Records provided:
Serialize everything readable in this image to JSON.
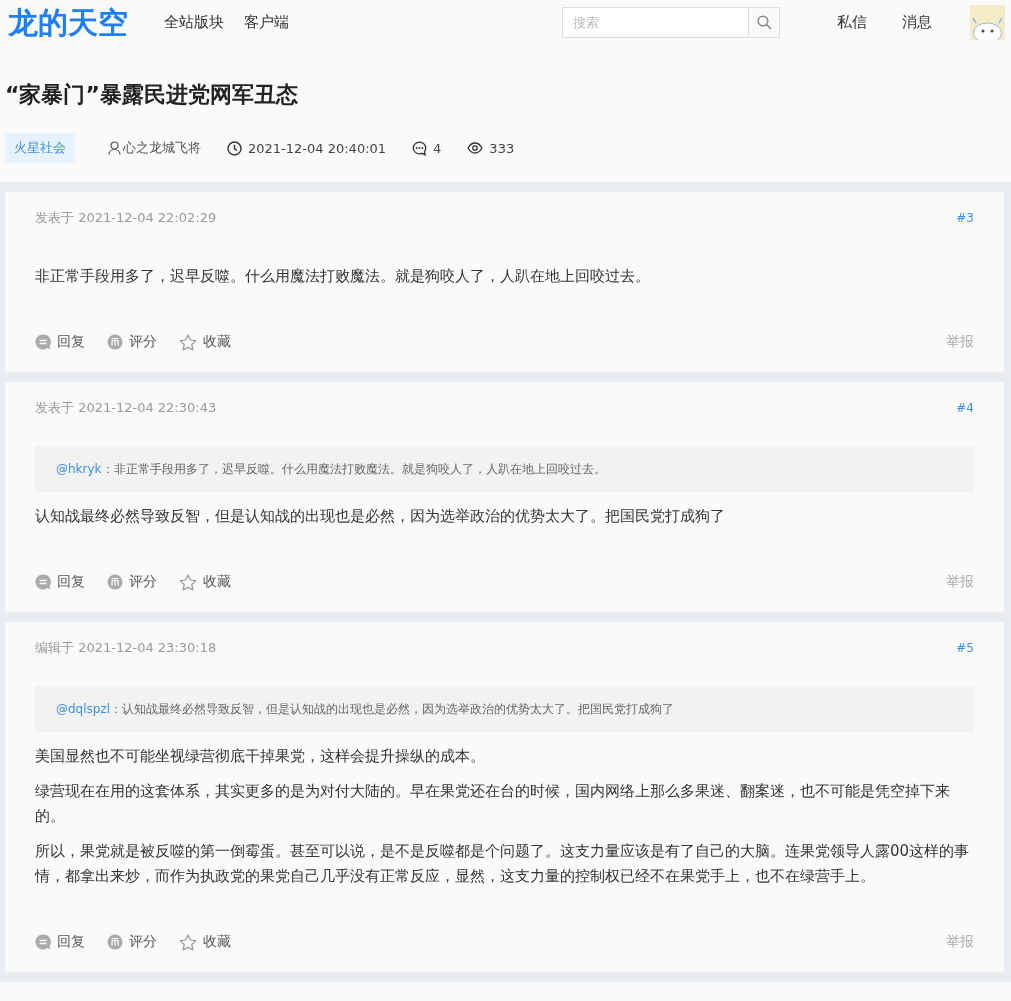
{
  "header": {
    "logo": "龙的天空",
    "nav": [
      {
        "label": "全站版块"
      },
      {
        "label": "客户端"
      }
    ],
    "search": {
      "placeholder": "搜索"
    },
    "links": [
      {
        "label": "私信"
      },
      {
        "label": "消息"
      }
    ]
  },
  "topic": {
    "title": "“家暴门”暴露民进党网军丑态",
    "tag": "火星社会",
    "author": "心之龙城飞将",
    "time": "2021-12-04 20:40:01",
    "replies": "4",
    "views": "333"
  },
  "posts": [
    {
      "meta": "发表于 2021-12-04 22:02:29",
      "floor": "#3",
      "paragraphs": [
        "非正常手段用多了，迟早反噬。什么用魔法打败魔法。就是狗咬人了，人趴在地上回咬过去。"
      ],
      "actions": [
        {
          "kind": "reply",
          "label": "回复"
        },
        {
          "kind": "rate",
          "label": "评分"
        },
        {
          "kind": "favorite",
          "label": "收藏"
        }
      ],
      "report": "举报"
    },
    {
      "meta": "发表于 2021-12-04 22:30:43",
      "floor": "#4",
      "quote": {
        "user": "@hkryk",
        "text": "：非正常手段用多了，迟早反噬。什么用魔法打败魔法。就是狗咬人了，人趴在地上回咬过去。"
      },
      "paragraphs": [
        "认知战最终必然导致反智，但是认知战的出现也是必然，因为选举政治的优势太大了。把国民党打成狗了"
      ],
      "actions": [
        {
          "kind": "reply",
          "label": "回复"
        },
        {
          "kind": "rate",
          "label": "评分"
        },
        {
          "kind": "favorite",
          "label": "收藏"
        }
      ],
      "report": "举报"
    },
    {
      "meta": "编辑于 2021-12-04 23:30:18",
      "floor": "#5",
      "quote": {
        "user": "@dqlspzl",
        "text": "：认知战最终必然导致反智，但是认知战的出现也是必然，因为选举政治的优势太大了。把国民党打成狗了"
      },
      "paragraphs": [
        "美国显然也不可能坐视绿营彻底干掉果党，这样会提升操纵的成本。",
        "绿营现在在用的这套体系，其实更多的是为对付大陆的。早在果党还在台的时候，国内网络上那么多果迷、翻案迷，也不可能是凭空掉下来的。",
        "所以，果党就是被反噬的第一倒霉蛋。甚至可以说，是不是反噬都是个问题了。这支力量应该是有了自己的大脑。连果党领导人露00这样的事情，都拿出来炒，而作为执政党的果党自己几乎没有正常反应，显然，这支力量的控制权已经不在果党手上，也不在绿营手上。"
      ],
      "actions": [
        {
          "kind": "reply",
          "label": "回复"
        },
        {
          "kind": "rate",
          "label": "评分"
        },
        {
          "kind": "favorite",
          "label": "收藏"
        }
      ],
      "report": "举报"
    }
  ]
}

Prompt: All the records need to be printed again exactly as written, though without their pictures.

Your response:
Serialize everything readable in this image to JSON.
{
  "header": {
    "logo": "龙的天空",
    "nav": [
      {
        "label": "全站版块"
      },
      {
        "label": "客户端"
      }
    ],
    "search": {
      "placeholder": "搜索"
    },
    "links": [
      {
        "label": "私信"
      },
      {
        "label": "消息"
      }
    ]
  },
  "topic": {
    "title": "“家暴门”暴露民进党网军丑态",
    "tag": "火星社会",
    "author": "心之龙城飞将",
    "time": "2021-12-04 20:40:01",
    "replies": "4",
    "views": "333"
  },
  "posts": [
    {
      "meta": "发表于 2021-12-04 22:02:29",
      "floor": "#3",
      "paragraphs": [
        "非正常手段用多了，迟早反噬。什么用魔法打败魔法。就是狗咬人了，人趴在地上回咬过去。"
      ],
      "actions": [
        {
          "kind": "reply",
          "label": "回复"
        },
        {
          "kind": "rate",
          "label": "评分"
        },
        {
          "kind": "favorite",
          "label": "收藏"
        }
      ],
      "report": "举报"
    },
    {
      "meta": "发表于 2021-12-04 22:30:43",
      "floor": "#4",
      "quote": {
        "user": "@hkryk",
        "text": "：非正常手段用多了，迟早反噬。什么用魔法打败魔法。就是狗咬人了，人趴在地上回咬过去。"
      },
      "paragraphs": [
        "认知战最终必然导致反智，但是认知战的出现也是必然，因为选举政治的优势太大了。把国民党打成狗了"
      ],
      "actions": [
        {
          "kind": "reply",
          "label": "回复"
        },
        {
          "kind": "rate",
          "label": "评分"
        },
        {
          "kind": "favorite",
          "label": "收藏"
        }
      ],
      "report": "举报"
    },
    {
      "meta": "编辑于 2021-12-04 23:30:18",
      "floor": "#5",
      "quote": {
        "user": "@dqlspzl",
        "text": "：认知战最终必然导致反智，但是认知战的出现也是必然，因为选举政治的优势太大了。把国民党打成狗了"
      },
      "paragraphs": [
        "美国显然也不可能坐视绿营彻底干掉果党，这样会提升操纵的成本。",
        "绿营现在在用的这套体系，其实更多的是为对付大陆的。早在果党还在台的时候，国内网络上那么多果迷、翻案迷，也不可能是凭空掉下来的。",
        "所以，果党就是被反噬的第一倒霉蛋。甚至可以说，是不是反噬都是个问题了。这支力量应该是有了自己的大脑。连果党领导人露00这样的事情，都拿出来炒，而作为执政党的果党自己几乎没有正常反应，显然，这支力量的控制权已经不在果党手上，也不在绿营手上。"
      ],
      "actions": [
        {
          "kind": "reply",
          "label": "回复"
        },
        {
          "kind": "rate",
          "label": "评分"
        },
        {
          "kind": "favorite",
          "label": "收藏"
        }
      ],
      "report": "举报"
    }
  ]
}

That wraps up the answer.